--- PROBLEM TO WORK ON ---
What you hand back must match the records word for word, with no pictures.

(Collected data)
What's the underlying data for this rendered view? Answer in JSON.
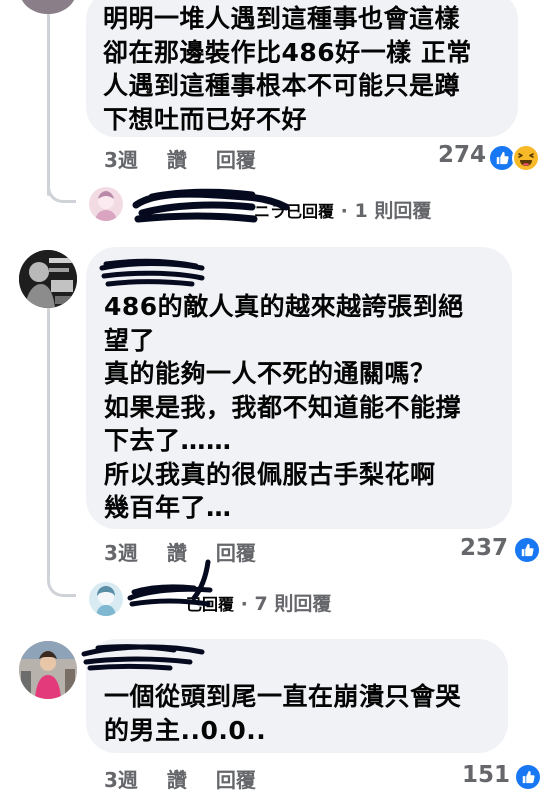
{
  "comments": [
    {
      "lines": [
        "明明一堆人遇到這種事也會這樣",
        "卻在那邊裝作比486好一樣 正常",
        "人遇到這種事根本不可能只是蹲",
        "下想吐而已好不好"
      ],
      "meta": {
        "time": "3週",
        "like_label": "讚",
        "reply_label": "回覆"
      },
      "reaction_count": "274",
      "reactions": [
        "like-icon",
        "haha-icon"
      ],
      "reply_summary": {
        "name_suffix": "ニラ已回覆",
        "separator": "·",
        "count_text": "1 則回覆"
      }
    },
    {
      "lines": [
        "486的敵人真的越來越誇張到絕",
        "望了",
        "真的能夠一人不死的通關嗎？",
        "如果是我，我都不知道能不能撐",
        "下去了……",
        "所以我真的很佩服古手梨花啊",
        "幾百年了…"
      ],
      "meta": {
        "time": "3週",
        "like_label": "讚",
        "reply_label": "回覆"
      },
      "reaction_count": "237",
      "reactions": [
        "like-icon"
      ],
      "reply_summary": {
        "name_suffix": "已回覆",
        "separator": "·",
        "count_text": "7 則回覆"
      }
    },
    {
      "lines": [
        "一個從頭到尾一直在崩潰只會哭",
        "的男主..0.0.."
      ],
      "meta": {
        "time": "3週",
        "like_label": "讚",
        "reply_label": "回覆"
      },
      "reaction_count": "151",
      "reactions": [
        "like-icon"
      ]
    }
  ],
  "colors": {
    "bubble": "#f0f2f5",
    "meta": "#65676b",
    "like": "#1877f2",
    "haha": "#f7b928",
    "scribble": "#050a1e"
  }
}
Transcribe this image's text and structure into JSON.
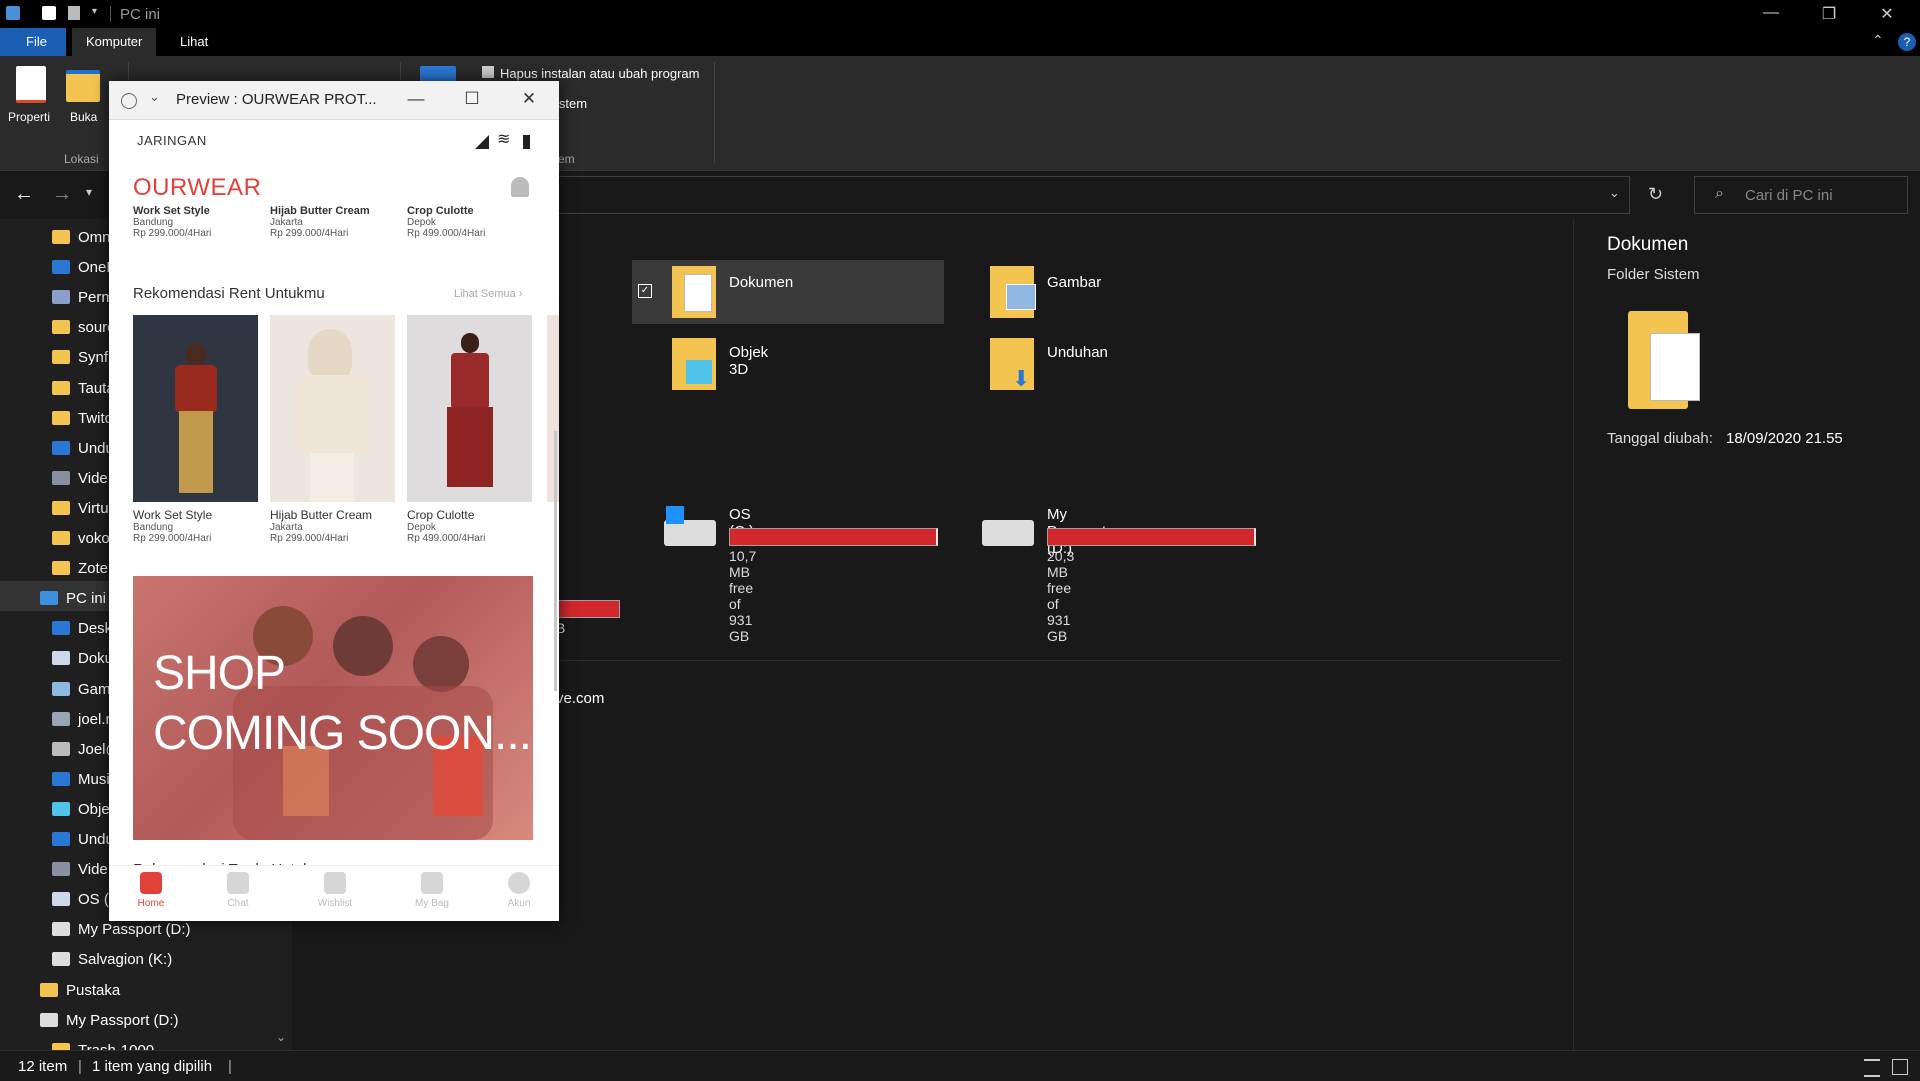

--- SOLUTION FOR THIS PROBLEM ---
What's the underlying data for this rendered view? Answer in JSON.
{
  "comments": [
    {
      "lines": [
        "明明一堆人遇到這種事也會這樣",
        "卻在那邊裝作比486好一樣 正常",
        "人遇到這種事根本不可能只是蹲",
        "下想吐而已好不好"
      ],
      "meta": {
        "time": "3週",
        "like_label": "讚",
        "reply_label": "回覆"
      },
      "reaction_count": "274",
      "reactions": [
        "like-icon",
        "haha-icon"
      ],
      "reply_summary": {
        "name_suffix": "ニラ已回覆",
        "separator": "·",
        "count_text": "1 則回覆"
      }
    },
    {
      "lines": [
        "486的敵人真的越來越誇張到絕",
        "望了",
        "真的能夠一人不死的通關嗎？",
        "如果是我，我都不知道能不能撐",
        "下去了……",
        "所以我真的很佩服古手梨花啊",
        "幾百年了…"
      ],
      "meta": {
        "time": "3週",
        "like_label": "讚",
        "reply_label": "回覆"
      },
      "reaction_count": "237",
      "reactions": [
        "like-icon"
      ],
      "reply_summary": {
        "name_suffix": "已回覆",
        "separator": "·",
        "count_text": "7 則回覆"
      }
    },
    {
      "lines": [
        "一個從頭到尾一直在崩潰只會哭",
        "的男主..0.0.."
      ],
      "meta": {
        "time": "3週",
        "like_label": "讚",
        "reply_label": "回覆"
      },
      "reaction_count": "151",
      "reactions": [
        "like-icon"
      ]
    }
  ],
  "colors": {
    "bubble": "#f0f2f5",
    "meta": "#65676b",
    "like": "#1877f2",
    "haha": "#f7b928",
    "scribble": "#050a1e"
  }
}
Transcribe this image's text and structure into JSON.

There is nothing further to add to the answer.